*** Opening Supplied records ***
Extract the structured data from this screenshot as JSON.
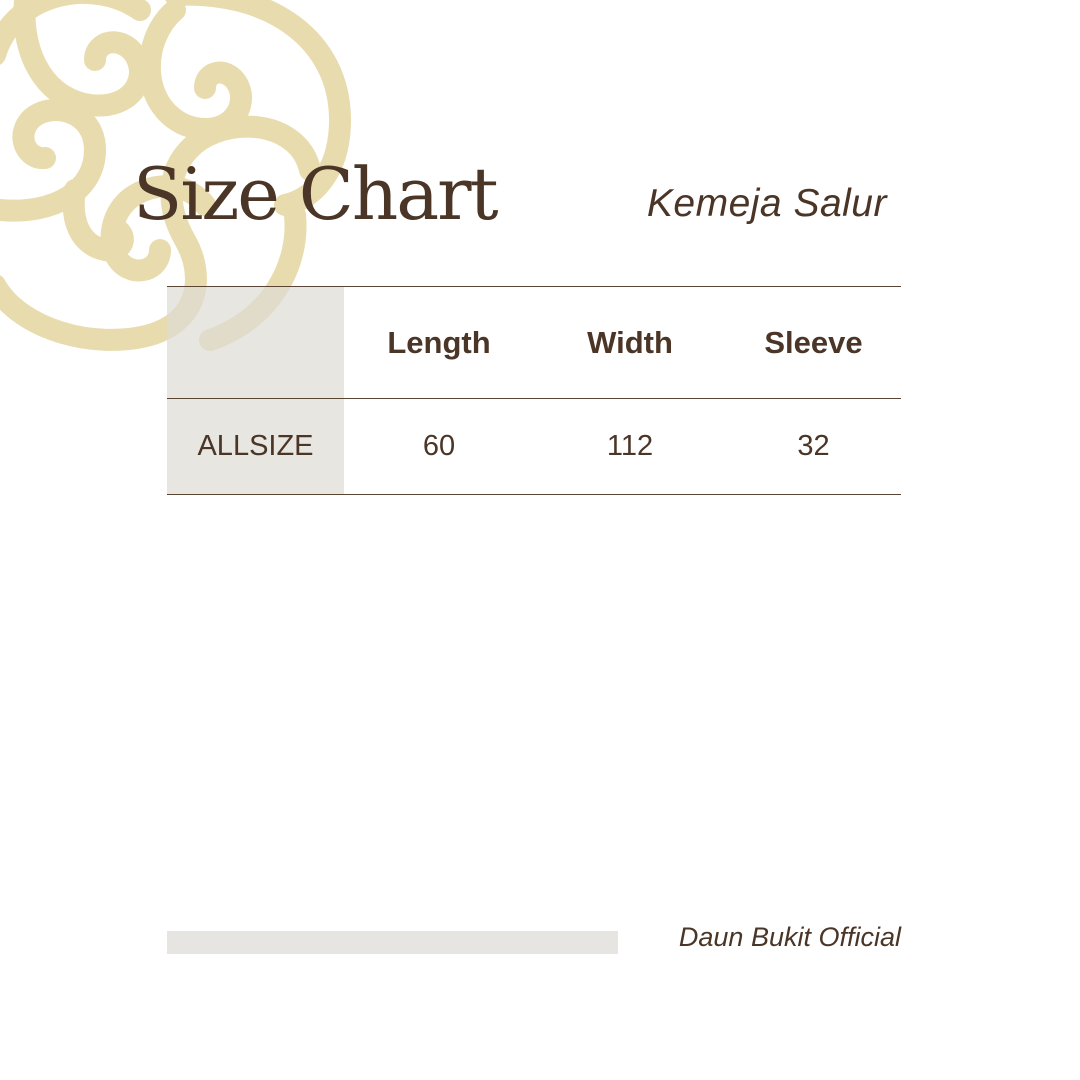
{
  "header": {
    "title": "Size Chart",
    "subtitle": "Kemeja Salur"
  },
  "size_table": {
    "columns": [
      "",
      "Length",
      "Width",
      "Sleeve"
    ],
    "rows": [
      {
        "size": "ALLSIZE",
        "length": "60",
        "width": "112",
        "sleeve": "32"
      }
    ]
  },
  "footer": {
    "brand": "Daun Bukit Official"
  },
  "colors": {
    "text": "#4a3526",
    "ornament": "#e8dcae",
    "grey_fill": "#e6e5e2",
    "background": "#ffffff"
  },
  "icons": {
    "ornament": "decorative-swirl-ornament"
  }
}
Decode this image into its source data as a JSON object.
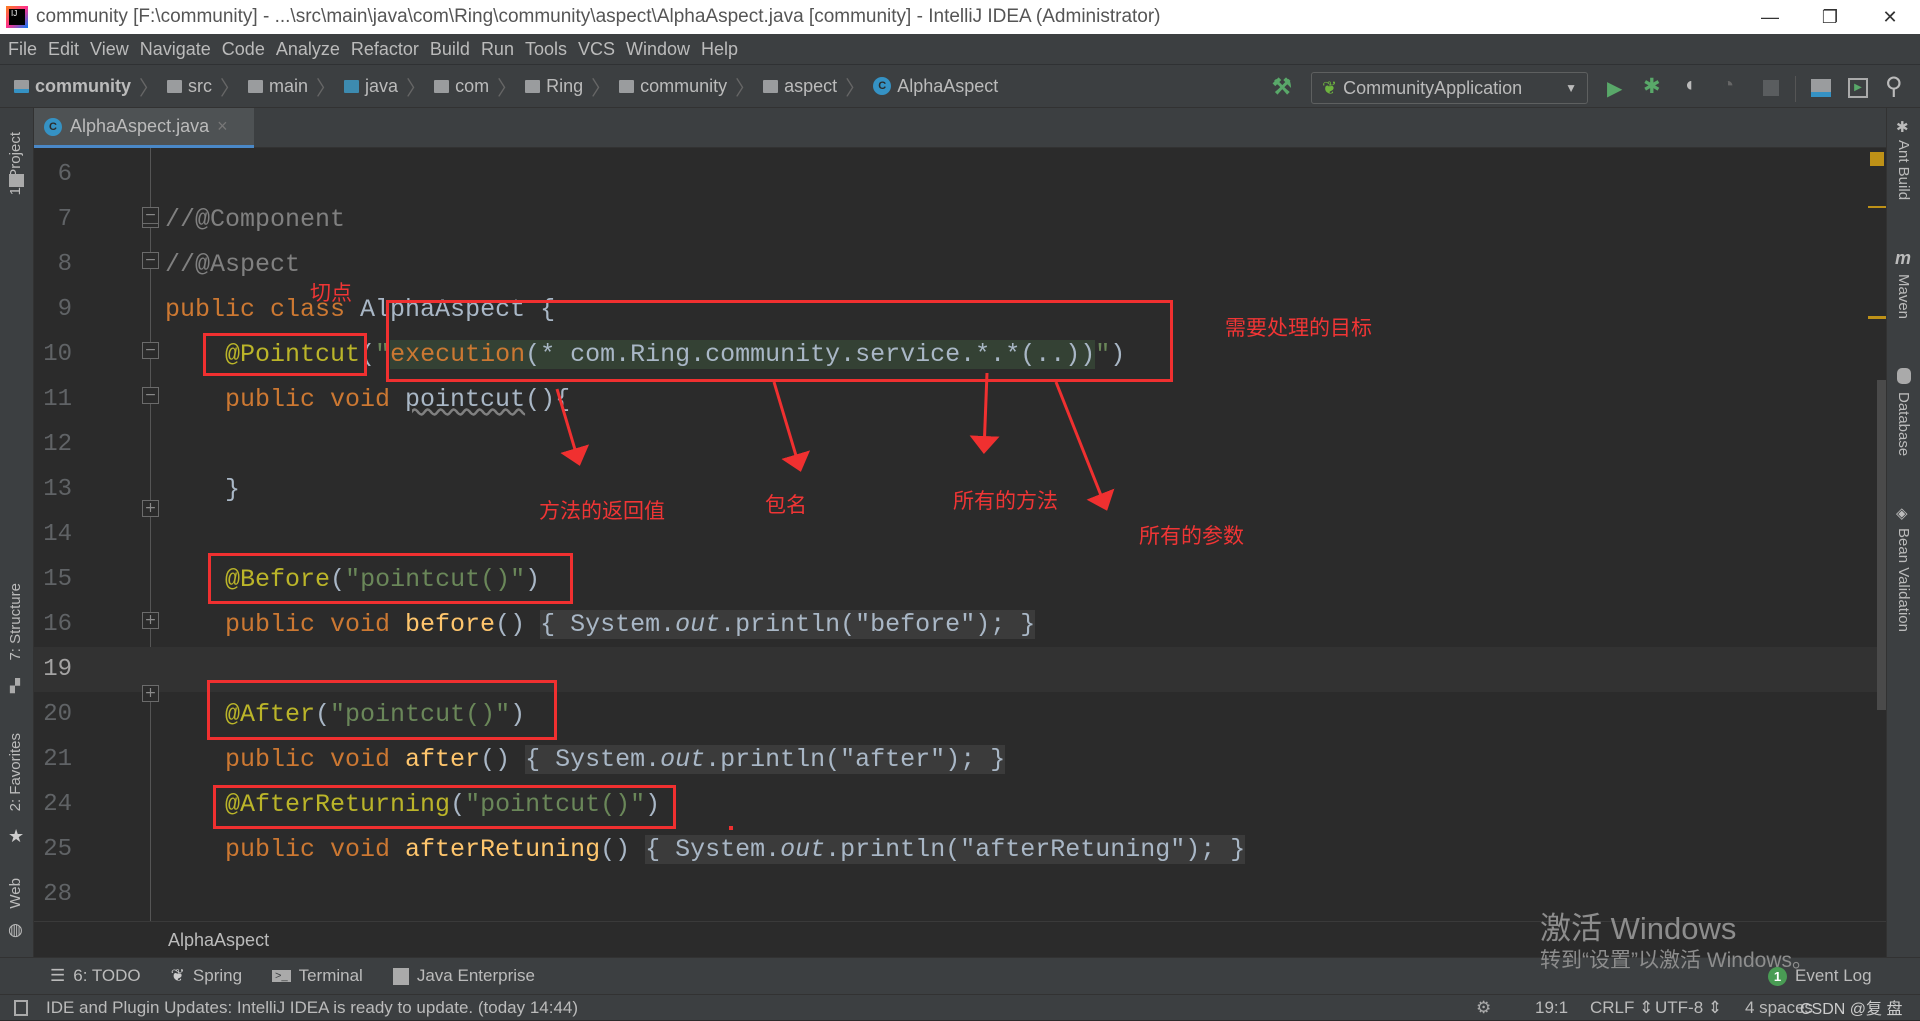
{
  "window": {
    "title": "community [F:\\community] - ...\\src\\main\\java\\com\\Ring\\community\\aspect\\AlphaAspect.java [community] - IntelliJ IDEA (Administrator)",
    "minimize": "—",
    "restore": "❐",
    "close": "✕"
  },
  "menu": [
    "File",
    "Edit",
    "View",
    "Navigate",
    "Code",
    "Analyze",
    "Refactor",
    "Build",
    "Run",
    "Tools",
    "VCS",
    "Window",
    "Help"
  ],
  "breadcrumb": [
    "community",
    "src",
    "main",
    "java",
    "com",
    "Ring",
    "community",
    "aspect",
    "AlphaAspect"
  ],
  "run_config": "CommunityApplication",
  "tab": {
    "label": "AlphaAspect.java",
    "icon_letter": "C",
    "close": "×"
  },
  "left_tools": [
    "1: Project",
    "7: Structure",
    "2: Favorites",
    "Web"
  ],
  "right_tools": [
    "Ant Build",
    "Maven",
    "Database",
    "Bean Validation"
  ],
  "code_lines": [
    {
      "n": "6",
      "tokens": []
    },
    {
      "n": "7",
      "tokens": [
        [
          "//@Component",
          "cm"
        ]
      ]
    },
    {
      "n": "8",
      "tokens": [
        [
          "//@Aspect",
          "cm"
        ]
      ]
    },
    {
      "n": "9",
      "tokens": [
        [
          "public class ",
          "kw"
        ],
        [
          "AlphaAspect {",
          "p"
        ]
      ]
    },
    {
      "n": "10",
      "tokens": [
        [
          "    ",
          "p"
        ],
        [
          "@Pointcut",
          "ann"
        ],
        [
          "(",
          "p"
        ],
        [
          "\"",
          "str"
        ],
        [
          "execution",
          "kwhl"
        ],
        [
          "(* com.Ring.community.service.*.*(..))",
          "hl"
        ],
        [
          "\"",
          "str"
        ],
        [
          ")",
          "p"
        ]
      ]
    },
    {
      "n": "11",
      "tokens": [
        [
          "    public void ",
          "kw"
        ],
        [
          "pointcut",
          "unused"
        ],
        [
          "(){",
          "p"
        ]
      ]
    },
    {
      "n": "12",
      "tokens": []
    },
    {
      "n": "13",
      "tokens": [
        [
          "    }",
          "p"
        ]
      ]
    },
    {
      "n": "14",
      "tokens": []
    },
    {
      "n": "15",
      "tokens": [
        [
          "    ",
          "p"
        ],
        [
          "@Before",
          "ann"
        ],
        [
          "(",
          "p"
        ],
        [
          "\"pointcut()\"",
          "str"
        ],
        [
          ")",
          "p"
        ]
      ]
    },
    {
      "n": "16",
      "tokens": [
        [
          "    public void ",
          "kw"
        ],
        [
          "before",
          "mth"
        ],
        [
          "() ",
          "p"
        ],
        [
          "{ ",
          "fold"
        ],
        [
          "System.",
          "fold"
        ],
        [
          "out",
          "fldf"
        ],
        [
          ".println(",
          "fold"
        ],
        [
          "\"before\"",
          "strf"
        ],
        [
          ");",
          "fold"
        ],
        [
          " }",
          "fold"
        ]
      ]
    },
    {
      "n": "19",
      "tokens": [],
      "current": true
    },
    {
      "n": "20",
      "tokens": [
        [
          "    ",
          "p"
        ],
        [
          "@After",
          "ann"
        ],
        [
          "(",
          "p"
        ],
        [
          "\"pointcut()\"",
          "str"
        ],
        [
          ")",
          "p"
        ]
      ]
    },
    {
      "n": "21",
      "tokens": [
        [
          "    public void ",
          "kw"
        ],
        [
          "after",
          "mth"
        ],
        [
          "() ",
          "p"
        ],
        [
          "{ ",
          "fold"
        ],
        [
          "System.",
          "fold"
        ],
        [
          "out",
          "fldf"
        ],
        [
          ".println(",
          "fold"
        ],
        [
          "\"after\"",
          "strf"
        ],
        [
          ");",
          "fold"
        ],
        [
          " }",
          "fold"
        ]
      ]
    },
    {
      "n": "24",
      "tokens": [
        [
          "    ",
          "p"
        ],
        [
          "@AfterReturning",
          "ann"
        ],
        [
          "(",
          "p"
        ],
        [
          "\"pointcut()\"",
          "str"
        ],
        [
          ")",
          "p"
        ]
      ]
    },
    {
      "n": "25",
      "tokens": [
        [
          "    public void ",
          "kw"
        ],
        [
          "afterRetuning",
          "mth"
        ],
        [
          "() ",
          "p"
        ],
        [
          "{ ",
          "fold"
        ],
        [
          "System.",
          "fold"
        ],
        [
          "out",
          "fldf"
        ],
        [
          ".println(",
          "fold"
        ],
        [
          "\"afterRetuning\"",
          "strf"
        ],
        [
          ");",
          "fold"
        ],
        [
          " }",
          "fold"
        ]
      ]
    },
    {
      "n": "28",
      "tokens": []
    }
  ],
  "annotations": {
    "pointcut": "切点",
    "target": "需要处理的目标",
    "return_value": "方法的返回值",
    "package": "包名",
    "all_methods": "所有的方法",
    "all_params": "所有的参数",
    "color": "#f03030"
  },
  "editor_breadcrumb": "AlphaAspect",
  "bottom_tools": [
    {
      "label": "6: TODO",
      "icon": "list-icon"
    },
    {
      "label": "Spring",
      "icon": "spring-leaf-icon"
    },
    {
      "label": "Terminal",
      "icon": "terminal-icon"
    },
    {
      "label": "Java Enterprise",
      "icon": "java-ee-icon"
    }
  ],
  "event_log": {
    "count": "1",
    "label": "Event Log"
  },
  "status": {
    "message": "IDE and Plugin Updates: IntelliJ IDEA is ready to update. (today 14:44)",
    "position": "19:1",
    "line_sep": "CRLF",
    "encoding": "UTF-8",
    "indent": "4 spaces"
  },
  "watermark": {
    "line1": "激活 Windows",
    "line2": "转到“设置”以激活 Windows。",
    "csdn": "CSDN @复 盘"
  }
}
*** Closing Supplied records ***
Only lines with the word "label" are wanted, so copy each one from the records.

* _Written reply_:
    "label": "AlphaAspect.java",
      "label": "6: TODO",
      "label": "Spring",
      "label": "Terminal",
      "label": "Java Enterprise",
    "label": "Event Log"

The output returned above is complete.